a
downslope
force
away
from
the
center
of
the
gyre
 due
to
gravity
 • Divergence
of
water
masses
along
the
equator,
along
some
con9nental
margin,
results
in
a
 ‘thinning’
of
the
surface
layer
 • Sea
surface
height
is
a
few
meters
lower
in
these
areas
 • Important
areas
where
deep
waters
come
to
the
surface
 These
observa;ons
can
be
accounted
for
by
including
the
Coriolis
effect
into
the
model
 Fidtof
Nansen’s
ship
“The
Fram”
 (meaning
forward)
 The
Fram
frozen
in
sea
ice
in
the
Arc9c
 Ocean
in
1893
 3
 2/27/09
 Ekman
transport
 Nansen’s
observa9ons
were
explained
by
Walfrid
Ekman,
Swedish
physicist
 Slab
model
of
the
ocean
is
accurate,
however
each
slab
is
influenced
by
the
Coriolis
force
 • Ekman
envisioned
an
ocean
made
of
many
layers,
each
set
into
mo9on
by
the
one
above
 • Energy
from
the
wind
is
dissipated
as
it
is
used
to
set
deeper
layers
into
mo9on
 • Deeper
layers
are
deflected
to
a
lesser
degree
than
shallower
layers
 • Net
transport
of
seawater
offset
90
degrees
rela9ve
to
wind
direc9on
 • The
Ekman
spiral
 Net
result
is
the
transport
of
water
at
an
angle
of
90º
to
the
wind
direc;on
 Surface
ocean
circula;on
and
biological
produc;vity
 • Low
produc9vity
zones
in
the
middle
of
gyres
 • High
produc9vity
zones
correspond
to
areas
of
divergence
 Convergence
in
the
middle
of
a
subtropical
gyre
due
to
Ekman
transport
 Image
from
SeaWiFS
project
page
 4
 2/27/09
 Surface
ocean
circula;on
and
poleward
heat
transport
 The
Gulf
Stream
is
the
poleward
limb
of
the
north
Atlan9c
subtropical
gyre
(colors
 reflect
surface
water
temperature)
 • Transports
warm
water
into
the
 North
Atlan9c
where
it
releases
heat
 to
the
atmosphere
 • Zone
of
the
westerly
winds
 • Generally
warm
air
is
carried
 eastward
over
the
Atlan9c
 • Very
important
for
the
regional
 climate
in
Europe
 The
westerlies
carry
this
warmer
air
over
to
western
 Europe,
keeping
the
temperatures
rather
warm
even
in
 the
winter
 Circula;on
in
the
deep
ocean
 Salinity

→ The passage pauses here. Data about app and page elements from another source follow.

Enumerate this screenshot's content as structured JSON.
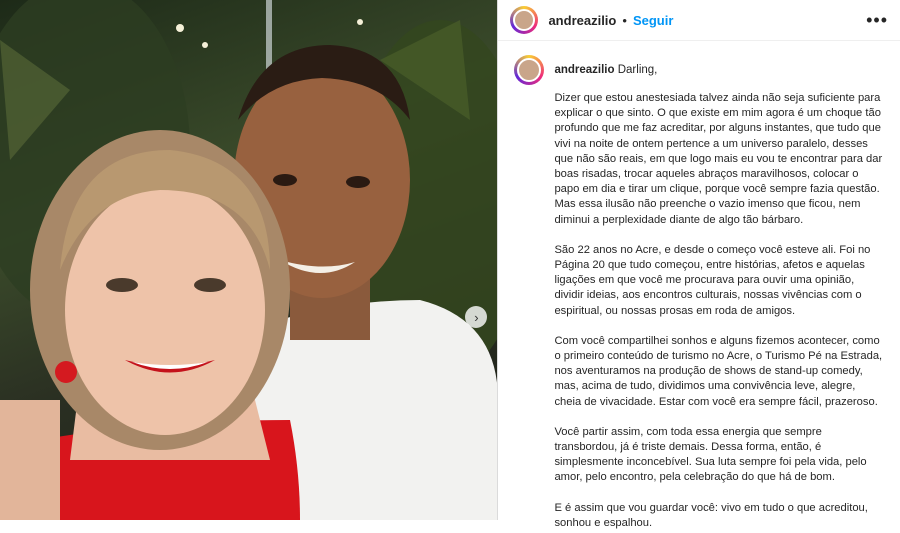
{
  "post": {
    "username": "andreazilio",
    "separator": "•",
    "follow_label": "Seguir",
    "more_label": "•••",
    "carousel_next": "›"
  },
  "caption": {
    "username": "andreazilio",
    "greeting": "Darling,",
    "paragraphs": [
      "Dizer que estou anestesiada talvez ainda não seja suficiente para explicar o que sinto. O que existe em mim agora é um choque tão profundo que me faz acreditar, por alguns instantes, que tudo que vivi na noite de ontem pertence a um universo paralelo, desses que não são reais, em que logo mais eu vou te encontrar para dar boas risadas, trocar aqueles abraços maravilhosos, colocar o papo em dia e tirar um clique, porque você sempre fazia questão. Mas essa ilusão não preenche o vazio imenso que ficou, nem diminui a perplexidade diante de algo tão bárbaro.",
      "São 22 anos no Acre, e desde o começo você esteve ali. Foi no Página 20 que tudo começou, entre histórias, afetos e aquelas ligações em que você me procurava para ouvir uma opinião, dividir ideias, aos encontros culturais, nossas vivências com o espiritual, ou nossas prosas em roda de amigos.",
      "Com você compartilhei sonhos e alguns fizemos acontecer, como o primeiro conteúdo de turismo no Acre, o Turismo Pé na Estrada, nos aventuramos na produção de shows de stand-up comedy, mas, acima de tudo, dividimos uma convivência leve, alegre, cheia de vivacidade. Estar com você era sempre fácil, prazeroso.",
      "Você partir assim, com toda essa energia que sempre transbordou, já é triste demais. Dessa forma, então, é simplesmente inconcebível. Sua luta sempre foi pela vida, pelo amor, pelo encontro, pela celebração do que há de bom.",
      "E é assim que vou guardar você: vivo em tudo o que acreditou, sonhou e espalhou."
    ]
  },
  "colors": {
    "follow": "#0095f6",
    "text": "#262626",
    "border": "#dbdbdb"
  },
  "icons": {
    "more": "more-options-icon",
    "next": "chevron-right-icon"
  }
}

is
highest
where
evapora;on
is
highest
 • Deep
ocean
circula9on
is
driven
by
differences
in
the
density
of
seawater
 • Density

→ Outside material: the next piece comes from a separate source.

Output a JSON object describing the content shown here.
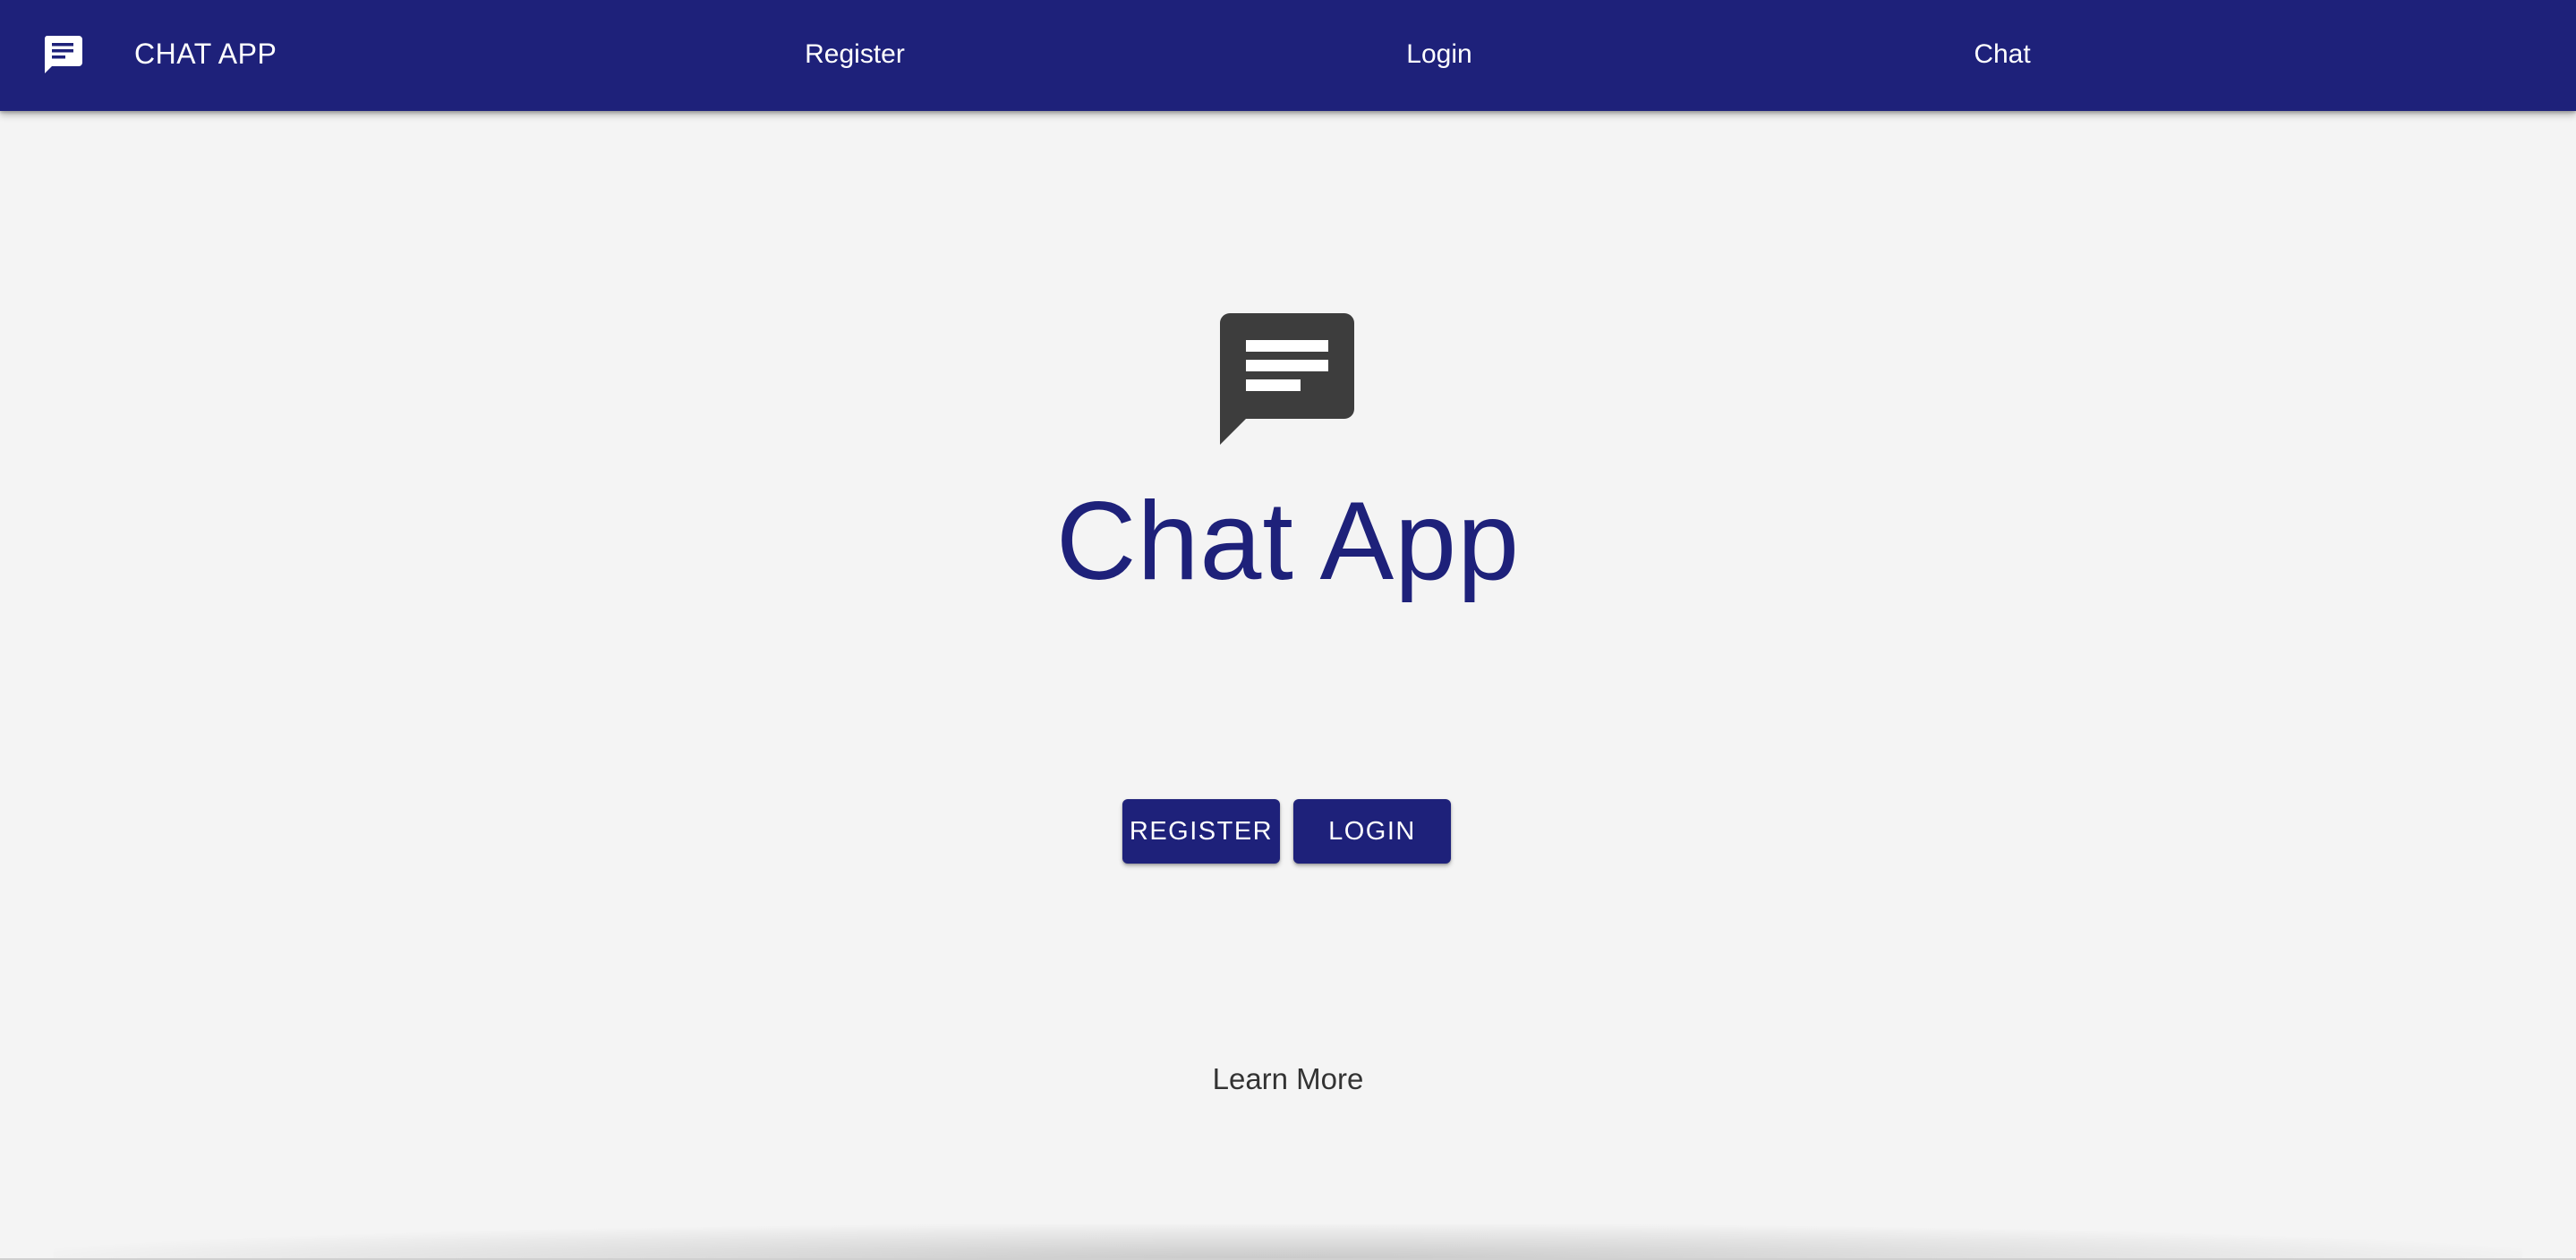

varia9ons
are
caused
by
differences
in
temperature
and
salinity
 Changes
in
density
below
1
km
are
very
small
 Circula9on
of
the
deep
ocean
occurs
at
a
much
slower
rate
than
the
surface
 Salinity
is
also
high
in
the
North
Atlan;c
 Combina;on
of
low
temperature
and
high
salinity
creates
very
dense
seawater
 5
 2/27/09
 Salinity
is
also
higher
under
sea
ice
 Salt
exclusion
–
salt
is
not
incorporated
into
the
crystal
structure
of
ice
 The
global
ocean,
drained
to
a
depth
of
4000
m
 Salinity
under
sea
ice
increases,
cold
temperatures
create
very
dense
seawater
 Paferns
of
density
driven
deepwater
circula9on
 hfp://forces.si.edu/arc9c/images/02_02_04_a.gif
 The
great
ocean
conveyor
belt
(see
also
Fig
5‐12
in
KKC
chap
5)
 Global
transport
of
heat,
nutrients,
and
salt
on
9me
scales
of
103
years
 6
 ...
View Full Document

Ask a homework question - tutors are online